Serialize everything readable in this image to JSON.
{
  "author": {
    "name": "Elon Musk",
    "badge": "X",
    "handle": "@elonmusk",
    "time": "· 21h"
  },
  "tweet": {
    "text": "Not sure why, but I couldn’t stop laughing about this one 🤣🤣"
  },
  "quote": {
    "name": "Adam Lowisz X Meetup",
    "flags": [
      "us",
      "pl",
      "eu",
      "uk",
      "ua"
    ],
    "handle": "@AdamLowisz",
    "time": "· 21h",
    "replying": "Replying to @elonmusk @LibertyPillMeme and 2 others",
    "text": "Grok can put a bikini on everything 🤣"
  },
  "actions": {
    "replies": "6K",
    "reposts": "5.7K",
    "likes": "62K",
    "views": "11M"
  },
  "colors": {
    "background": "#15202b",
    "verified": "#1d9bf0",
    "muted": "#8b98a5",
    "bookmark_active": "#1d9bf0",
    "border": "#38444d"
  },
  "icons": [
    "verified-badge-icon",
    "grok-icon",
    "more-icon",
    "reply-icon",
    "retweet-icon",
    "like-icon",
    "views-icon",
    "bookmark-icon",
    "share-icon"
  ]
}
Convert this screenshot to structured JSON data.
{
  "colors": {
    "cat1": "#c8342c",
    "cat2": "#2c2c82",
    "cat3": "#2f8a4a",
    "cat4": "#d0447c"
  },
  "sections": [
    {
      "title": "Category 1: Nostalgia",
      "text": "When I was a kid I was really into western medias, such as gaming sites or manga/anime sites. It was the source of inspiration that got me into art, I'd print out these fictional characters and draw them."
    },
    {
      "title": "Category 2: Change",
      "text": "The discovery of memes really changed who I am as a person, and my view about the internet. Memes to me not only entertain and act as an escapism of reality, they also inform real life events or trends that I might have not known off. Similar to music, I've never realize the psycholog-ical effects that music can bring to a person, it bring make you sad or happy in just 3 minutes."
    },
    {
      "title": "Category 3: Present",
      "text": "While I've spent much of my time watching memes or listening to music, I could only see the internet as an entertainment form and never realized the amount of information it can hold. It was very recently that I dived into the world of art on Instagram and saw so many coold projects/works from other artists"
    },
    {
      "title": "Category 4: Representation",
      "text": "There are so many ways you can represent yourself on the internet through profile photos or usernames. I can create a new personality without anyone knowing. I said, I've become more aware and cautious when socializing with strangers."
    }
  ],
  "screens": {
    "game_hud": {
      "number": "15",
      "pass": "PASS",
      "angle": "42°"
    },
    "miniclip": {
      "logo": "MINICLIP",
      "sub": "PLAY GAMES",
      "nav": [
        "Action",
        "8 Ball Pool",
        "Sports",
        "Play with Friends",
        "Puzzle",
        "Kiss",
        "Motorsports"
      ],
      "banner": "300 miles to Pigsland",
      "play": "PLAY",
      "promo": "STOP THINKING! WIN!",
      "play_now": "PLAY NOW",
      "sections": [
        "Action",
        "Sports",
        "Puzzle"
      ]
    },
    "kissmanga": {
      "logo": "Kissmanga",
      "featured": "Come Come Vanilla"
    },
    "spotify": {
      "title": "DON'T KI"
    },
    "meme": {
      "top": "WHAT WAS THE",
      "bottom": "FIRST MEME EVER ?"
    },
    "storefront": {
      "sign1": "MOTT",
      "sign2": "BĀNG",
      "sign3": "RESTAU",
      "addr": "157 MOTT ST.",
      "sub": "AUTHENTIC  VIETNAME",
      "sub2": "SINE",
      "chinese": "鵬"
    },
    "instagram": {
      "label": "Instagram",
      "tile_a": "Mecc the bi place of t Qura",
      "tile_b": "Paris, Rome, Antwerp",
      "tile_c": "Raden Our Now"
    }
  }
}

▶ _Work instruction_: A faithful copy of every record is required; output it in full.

▶ _Answer to the exercise_:
Serialize everything readable in this image to JSON.
{
  "author": {
    "name": "Elon Musk",
    "badge": "X",
    "handle": "@elonmusk",
    "time": "· 21h"
  },
  "tweet": {
    "text": "Not sure why, but I couldn’t stop laughing about this one 🤣🤣"
  },
  "quote": {
    "name": "Adam Lowisz X Meetup",
    "flags": [
      "us",
      "pl",
      "eu",
      "uk",
      "ua"
    ],
    "handle": "@AdamLowisz",
    "time": "· 21h",
    "replying": "Replying to @elonmusk @LibertyPillMeme and 2 others",
    "text": "Grok can put a bikini on everything 🤣"
  },
  "actions": {
    "replies": "6K",
    "reposts": "5.7K",
    "likes": "62K",
    "views": "11M"
  },
  "colors": {
    "background": "#15202b",
    "verified": "#1d9bf0",
    "muted": "#8b98a5",
    "bookmark_active": "#1d9bf0",
    "border": "#38444d"
  },
  "icons": [
    "verified-badge-icon",
    "grok-icon",
    "more-icon",
    "reply-icon",
    "retweet-icon",
    "like-icon",
    "views-icon",
    "bookmark-icon",
    "share-icon"
  ]
}
Convert this screenshot to structured JSON data.
{
  "colors": {
    "cat1": "#c8342c",
    "cat2": "#2c2c82",
    "cat3": "#2f8a4a",
    "cat4": "#d0447c"
  },
  "sections": [
    {
      "title": "Category 1: Nostalgia",
      "text": "When I was a kid I was really into western medias, such as gaming sites or manga/anime sites. It was the source of inspiration that got me into art, I'd print out these fictional characters and draw them."
    },
    {
      "title": "Category 2: Change",
      "text": "The discovery of memes really changed who I am as a person, and my view about the internet. Memes to me not only entertain and act as an escapism of reality, they also inform real life events or trends that I might have not known off. Similar to music, I've never realize the psycholog-ical effects that music can bring to a person, it bring make you sad or happy in just 3 minutes."
    },
    {
      "title": "Category 3: Present",
      "text": "While I've spent much of my time watching memes or listening to music, I could only see the internet as an entertainment form and never realized the amount of information it can hold. It was very recently that I dived into the world of art on Instagram and saw so many coold projects/works from other artists"
    },
    {
      "title": "Category 4: Representation",
      "text": "There are so many ways you can represent yourself on the internet through profile photos or usernames. I can create a new personality without anyone knowing. I said, I've become more aware and cautious when socializing with strangers."
    }
  ],
  "screens": {
    "game_hud": {
      "number": "15",
      "pass": "PASS",
      "angle": "42°"
    },
    "miniclip": {
      "logo": "MINICLIP",
      "sub": "PLAY GAMES",
      "nav": [
        "Action",
        "8 Ball Pool",
        "Sports",
        "Play with Friends",
        "Puzzle",
        "Kiss",
        "Motorsports"
      ],
      "banner": "300 miles to Pigsland",
      "play": "PLAY",
      "promo": "STOP THINKING! WIN!",
      "play_now": "PLAY NOW",
      "sections": [
        "Action",
        "Sports",
        "Puzzle"
      ]
    },
    "kissmanga": {
      "logo": "Kissmanga",
      "featured": "Come Come Vanilla"
    },
    "spotify": {
      "title": "DON'T KI"
    },
    "meme": {
      "top": "WHAT WAS THE",
      "bottom": "FIRST MEME EVER ?"
    },
    "storefront": {
      "sign1": "MOTT",
      "sign2": "BĀNG",
      "sign3": "RESTAU",
      "addr": "157 MOTT ST.",
      "sub": "AUTHENTIC  VIETNAME",
      "sub2": "SINE",
      "chinese": "鵬"
    },
    "instagram": {
      "label": "Instagram",
      "tile_a": "Mecc the bi place of t Qura",
      "tile_b": "Paris, Rome, Antwerp",
      "tile_c": "Raden Our Now"
    }
  }
}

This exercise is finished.